The bank I was directed to for opening an account seems to run completely differently. There were no tellers that I could see and – wait – no queues! I found my way to a friendly African staffer behind a centrally located desk,
who took my name with a helpful smile and politely asked me to take a seat in bright red chairs. Music played overhead, including my favourite Coldplay album. Within minutes a polite lady appeared, smiled and apologised for the wait, taking me to her booth from an indepth explanation of my new account. Well, I thought, this is service!
After spending the morning surfing the net and trying to locate anything that was short-let and reasonably priced in the exclusive suburb of Islington that I liked (well, my dad was born here I think, and they did say the schools were great!) – I accepted the futility of the exercise in realising that exclusive suburbs don’t have cheap or easy rent! The next best offer seemed to be a number of places – dubiously without photographs other than ‘sample ones’ – in the area of Willesden Green. So I now decided to see how long it would take to get there and whether I would be stranded in the snow on a deserted and lonely station platform in the freezing dark. Three stations and one hour later I emerged in leafy Willesden Green. As usual coming out a high point of the village with little shops falling away on either side of the station bridge, I immediately saw a sign pointing down the road to a mosque. Well, I thought, this looks good. My imagined small door to a tiny musallah in fact turns out to be the huge Brent St mosque still under refurbishment. Peering in the door a worried South Asian gentleman carrying his masbahah tried to shoo me away to a different entry. I persevered and through our different accents managed to eventually get approval to pray and browse around. The mosque is huge, airy and comfortable. Yep, I like the area.
Walking back up to the train station I decided to try for cafes and busses. The cafes were limited, but the busses were plentiful and one went directly back to my destination! Muslims and halal restaurants were everywhere, with a much busier small village life than the place I had visited earlier. Catching a double decker bus I sat up the top to watch the view. These tall narrow busses seem to surf down the narrow rivulets of village streets, banked steeply on each side by quaint and sometimes crumbling shop fronts. The tall sashed windows that rise up on each side seem to lean in as the buses lurch between grated crossings and down grand residential streets with towering trees almost obscuring the sky.

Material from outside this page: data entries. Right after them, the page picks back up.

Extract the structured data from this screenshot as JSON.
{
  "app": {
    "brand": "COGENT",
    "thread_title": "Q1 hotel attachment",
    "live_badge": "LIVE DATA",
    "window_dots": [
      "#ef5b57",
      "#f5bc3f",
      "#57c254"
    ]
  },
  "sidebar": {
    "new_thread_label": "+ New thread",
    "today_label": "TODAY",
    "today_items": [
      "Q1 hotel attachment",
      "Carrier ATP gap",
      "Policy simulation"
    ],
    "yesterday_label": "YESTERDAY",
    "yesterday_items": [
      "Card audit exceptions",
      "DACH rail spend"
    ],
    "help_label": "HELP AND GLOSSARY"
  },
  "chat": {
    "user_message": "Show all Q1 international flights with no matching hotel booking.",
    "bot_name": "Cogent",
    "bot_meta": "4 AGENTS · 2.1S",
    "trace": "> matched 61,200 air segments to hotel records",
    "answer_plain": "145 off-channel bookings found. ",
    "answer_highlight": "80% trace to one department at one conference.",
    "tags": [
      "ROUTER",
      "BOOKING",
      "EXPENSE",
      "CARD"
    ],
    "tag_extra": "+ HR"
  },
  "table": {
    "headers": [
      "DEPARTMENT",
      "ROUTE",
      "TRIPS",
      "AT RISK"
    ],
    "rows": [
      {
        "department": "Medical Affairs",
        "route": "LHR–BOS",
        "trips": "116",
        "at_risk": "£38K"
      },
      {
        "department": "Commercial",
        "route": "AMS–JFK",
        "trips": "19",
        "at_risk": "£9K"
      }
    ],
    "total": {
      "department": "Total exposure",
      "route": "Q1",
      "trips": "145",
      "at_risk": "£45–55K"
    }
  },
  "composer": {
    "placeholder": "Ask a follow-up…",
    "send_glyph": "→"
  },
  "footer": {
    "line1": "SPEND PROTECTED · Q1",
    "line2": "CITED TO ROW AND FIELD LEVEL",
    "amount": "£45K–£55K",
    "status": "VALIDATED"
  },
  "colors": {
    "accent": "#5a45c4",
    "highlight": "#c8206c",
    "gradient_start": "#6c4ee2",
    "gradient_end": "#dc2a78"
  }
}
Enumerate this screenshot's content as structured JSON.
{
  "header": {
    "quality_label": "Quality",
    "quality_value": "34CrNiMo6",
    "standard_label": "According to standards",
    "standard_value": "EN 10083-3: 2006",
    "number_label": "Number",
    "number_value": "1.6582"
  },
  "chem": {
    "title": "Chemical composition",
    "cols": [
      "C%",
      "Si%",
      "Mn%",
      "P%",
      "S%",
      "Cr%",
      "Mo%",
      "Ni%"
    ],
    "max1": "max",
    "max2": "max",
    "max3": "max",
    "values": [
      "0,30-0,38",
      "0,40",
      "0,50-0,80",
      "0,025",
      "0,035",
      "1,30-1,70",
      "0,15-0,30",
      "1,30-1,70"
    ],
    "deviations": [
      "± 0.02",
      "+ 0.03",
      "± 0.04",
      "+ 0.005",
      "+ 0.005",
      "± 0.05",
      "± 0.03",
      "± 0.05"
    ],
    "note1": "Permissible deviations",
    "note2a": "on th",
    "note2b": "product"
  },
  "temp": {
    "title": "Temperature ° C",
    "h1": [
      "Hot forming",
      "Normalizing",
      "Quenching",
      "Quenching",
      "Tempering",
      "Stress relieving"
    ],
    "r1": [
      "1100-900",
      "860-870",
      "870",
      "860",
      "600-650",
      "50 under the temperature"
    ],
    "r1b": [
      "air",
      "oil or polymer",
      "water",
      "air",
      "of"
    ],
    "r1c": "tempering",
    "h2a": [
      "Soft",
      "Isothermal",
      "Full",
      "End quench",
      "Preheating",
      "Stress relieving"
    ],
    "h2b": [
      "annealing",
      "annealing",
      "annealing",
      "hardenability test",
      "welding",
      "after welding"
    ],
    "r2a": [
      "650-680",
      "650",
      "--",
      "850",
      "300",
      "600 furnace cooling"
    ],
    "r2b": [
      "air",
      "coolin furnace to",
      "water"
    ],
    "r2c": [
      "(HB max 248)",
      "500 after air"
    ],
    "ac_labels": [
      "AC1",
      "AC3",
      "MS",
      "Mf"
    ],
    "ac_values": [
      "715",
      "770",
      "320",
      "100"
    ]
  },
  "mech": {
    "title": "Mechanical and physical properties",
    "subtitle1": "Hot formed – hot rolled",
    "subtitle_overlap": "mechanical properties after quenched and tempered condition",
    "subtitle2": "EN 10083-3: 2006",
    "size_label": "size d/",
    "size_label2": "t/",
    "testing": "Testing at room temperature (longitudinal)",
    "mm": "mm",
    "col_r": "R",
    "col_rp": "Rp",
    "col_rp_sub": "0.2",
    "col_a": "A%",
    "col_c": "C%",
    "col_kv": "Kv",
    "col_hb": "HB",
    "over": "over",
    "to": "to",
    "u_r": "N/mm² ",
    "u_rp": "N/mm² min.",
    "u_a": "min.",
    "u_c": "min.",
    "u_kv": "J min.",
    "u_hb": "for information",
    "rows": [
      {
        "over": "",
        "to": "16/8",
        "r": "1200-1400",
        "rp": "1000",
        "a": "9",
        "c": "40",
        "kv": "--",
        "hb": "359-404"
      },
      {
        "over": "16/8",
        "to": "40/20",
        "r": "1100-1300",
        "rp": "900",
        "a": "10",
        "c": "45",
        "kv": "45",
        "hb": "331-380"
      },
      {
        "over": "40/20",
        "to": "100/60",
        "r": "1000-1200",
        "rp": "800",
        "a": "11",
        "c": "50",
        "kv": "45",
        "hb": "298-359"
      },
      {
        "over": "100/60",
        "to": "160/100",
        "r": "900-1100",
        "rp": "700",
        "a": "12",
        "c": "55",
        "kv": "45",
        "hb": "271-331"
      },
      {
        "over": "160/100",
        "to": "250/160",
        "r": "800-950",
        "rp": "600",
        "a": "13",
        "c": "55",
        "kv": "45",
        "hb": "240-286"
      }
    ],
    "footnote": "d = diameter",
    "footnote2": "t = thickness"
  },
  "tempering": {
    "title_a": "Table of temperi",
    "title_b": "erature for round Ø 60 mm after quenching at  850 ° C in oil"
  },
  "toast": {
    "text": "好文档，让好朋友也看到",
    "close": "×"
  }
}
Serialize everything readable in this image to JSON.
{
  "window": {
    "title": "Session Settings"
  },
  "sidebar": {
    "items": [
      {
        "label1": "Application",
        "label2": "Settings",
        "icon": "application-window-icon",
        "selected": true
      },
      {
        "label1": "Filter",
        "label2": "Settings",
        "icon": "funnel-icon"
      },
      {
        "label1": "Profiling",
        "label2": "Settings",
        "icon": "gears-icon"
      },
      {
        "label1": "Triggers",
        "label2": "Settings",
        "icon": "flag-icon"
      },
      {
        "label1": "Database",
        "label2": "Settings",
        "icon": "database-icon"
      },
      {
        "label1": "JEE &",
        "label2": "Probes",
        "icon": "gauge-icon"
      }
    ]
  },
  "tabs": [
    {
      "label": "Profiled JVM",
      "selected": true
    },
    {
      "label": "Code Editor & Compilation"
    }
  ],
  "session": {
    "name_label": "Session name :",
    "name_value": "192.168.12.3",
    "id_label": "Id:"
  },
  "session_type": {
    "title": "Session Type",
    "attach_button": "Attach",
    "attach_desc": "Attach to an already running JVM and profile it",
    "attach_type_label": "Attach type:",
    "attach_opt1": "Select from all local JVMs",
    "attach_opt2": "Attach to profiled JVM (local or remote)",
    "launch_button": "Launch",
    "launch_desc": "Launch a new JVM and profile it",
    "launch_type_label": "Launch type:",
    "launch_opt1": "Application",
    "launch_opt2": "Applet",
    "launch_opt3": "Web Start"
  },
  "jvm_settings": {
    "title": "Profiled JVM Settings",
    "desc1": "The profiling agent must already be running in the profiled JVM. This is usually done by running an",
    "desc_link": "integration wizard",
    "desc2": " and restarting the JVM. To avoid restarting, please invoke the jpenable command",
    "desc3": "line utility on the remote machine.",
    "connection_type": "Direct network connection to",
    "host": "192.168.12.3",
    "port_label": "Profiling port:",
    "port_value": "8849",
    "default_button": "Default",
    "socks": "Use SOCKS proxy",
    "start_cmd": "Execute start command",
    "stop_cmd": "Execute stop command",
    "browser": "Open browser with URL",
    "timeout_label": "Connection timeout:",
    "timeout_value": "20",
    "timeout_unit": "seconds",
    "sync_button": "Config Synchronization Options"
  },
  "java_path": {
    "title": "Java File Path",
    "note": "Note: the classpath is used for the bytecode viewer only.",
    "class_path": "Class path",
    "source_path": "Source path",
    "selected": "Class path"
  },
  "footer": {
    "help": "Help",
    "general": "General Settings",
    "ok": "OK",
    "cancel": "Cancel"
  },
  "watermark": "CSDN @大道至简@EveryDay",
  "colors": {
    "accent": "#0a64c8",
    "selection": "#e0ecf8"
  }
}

People are more relaxed I notice, but tense in a worried sort of way. You see less of a cool restrained type of dude – the one my son is so adept at – than open features that display the full range of emotions. I imagine him cringing if I behaved in the manner of those around me who seem oblivious to social expectations, speaking loudly on mobile phones and above and over each other as though there was not ten people standing between them.
I break fast this time in a tiny restaurant off Oxford St with rich tomato and basil soup, light salad with fried salmon fillets on top and crusty bread. Delicious, but the owner is a little bemused by my insistence that I have to wait before I can break fast. This causes me to miss a coffee I have been dying for from the Costa coffee shop which closes across the street while I am dashing towards it. Closer to home I find the street mall which had such wonderful little cafes during the day, not spread out with rustic tables and tablecloths for Italian, Greek and Asian restaurants joyously celebrating the night. I ask for a coffee and am told I have to have desert as well (now that’ll be hard). I choose a light sorbet – so light it slips dreamily from my spoon like heavy beaten egg white – and the coffee is warm, not too strong and very smooth.
I watch as behind the tables on the mall, speed past ladies on bikes. I had seen many of these in the city also – usually no helmets, weaving comfortably between the double decker busses, little black taxis and other cars. From high heels and dressed up, to middle aged and casual, there were an abundance of fit women peddling their way around. Certainly everyone seems fitter than me, and there is little obesity. Suddenly a troop of Greek musicians start up at the tables, as a black taxi trundles through the tiny space of the mall behind them. I love this place!